Exercise details
Copy every line of the following data that includes the string "HttpRequestMessage".

Records provided
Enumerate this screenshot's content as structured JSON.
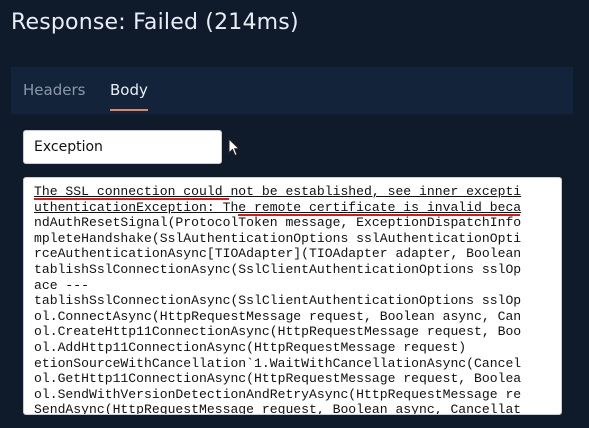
{
  "header": {
    "title": "Response: Failed (214ms)"
  },
  "tabs": [
    {
      "label": "Headers",
      "active": false
    },
    {
      "label": "Body",
      "active": true
    }
  ],
  "select": {
    "value": "Exception"
  },
  "output": {
    "lines": [
      "The SSL connection could not be established, see inner excepti",
      "uthenticationException: The remote certificate is invalid beca",
      "ndAuthResetSignal(ProtocolToken message, ExceptionDispatchInfo",
      "mpleteHandshake(SslAuthenticationOptions sslAuthenticationOpti",
      "rceAuthenticationAsync[TIOAdapter](TIOAdapter adapter, Boolean",
      "tablishSslConnectionAsync(SslClientAuthenticationOptions sslOp",
      "ace ---",
      "tablishSslConnectionAsync(SslClientAuthenticationOptions sslOp",
      "ol.ConnectAsync(HttpRequestMessage request, Boolean async, Can",
      "ol.CreateHttp11ConnectionAsync(HttpRequestMessage request, Boo",
      "ol.AddHttp11ConnectionAsync(HttpRequestMessage request)",
      "etionSourceWithCancellation`1.WaitWithCancellationAsync(Cancel",
      "ol.GetHttp11ConnectionAsync(HttpRequestMessage request, Boolea",
      "ol.SendWithVersionDetectionAndRetryAsync(HttpRequestMessage re",
      "SendAsync(HttpRequestMessage request, Boolean async, Cancellat"
    ]
  },
  "colors": {
    "background": "#0f1a2b",
    "tabbar": "#13243a",
    "active_tab_underline": "#d8876a",
    "error_underline": "#d11c1c"
  }
}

Final answer
      "ol.ConnectAsync(HttpRequestMessage request, Boolean async, Can",
      "ol.CreateHttp11ConnectionAsync(HttpRequestMessage request, Boo",
      "ol.AddHttp11ConnectionAsync(HttpRequestMessage request)",
      "ol.GetHttp11ConnectionAsync(HttpRequestMessage request, Boolea",
      "ol.SendWithVersionDetectionAndRetryAsync(HttpRequestMessage re",
      "SendAsync(HttpRequestMessage request, Boolean async, Cancellat"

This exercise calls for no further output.